BEGIN Provided information
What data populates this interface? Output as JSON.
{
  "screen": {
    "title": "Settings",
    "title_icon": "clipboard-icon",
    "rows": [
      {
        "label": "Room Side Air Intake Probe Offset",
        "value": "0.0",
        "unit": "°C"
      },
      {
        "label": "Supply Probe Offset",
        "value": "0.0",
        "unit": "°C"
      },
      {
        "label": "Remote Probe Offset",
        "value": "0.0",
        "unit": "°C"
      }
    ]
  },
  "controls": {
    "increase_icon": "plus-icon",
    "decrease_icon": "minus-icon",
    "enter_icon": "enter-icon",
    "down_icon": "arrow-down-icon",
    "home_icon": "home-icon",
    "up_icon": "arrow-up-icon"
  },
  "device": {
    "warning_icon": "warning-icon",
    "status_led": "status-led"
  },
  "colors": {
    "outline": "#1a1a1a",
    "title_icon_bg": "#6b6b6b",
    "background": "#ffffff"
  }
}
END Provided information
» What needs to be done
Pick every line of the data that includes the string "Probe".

» Answer
        "label": "Room Side Air Intake Probe Offset",
        "label": "Supply Probe Offset",
        "label": "Remote Probe Offset",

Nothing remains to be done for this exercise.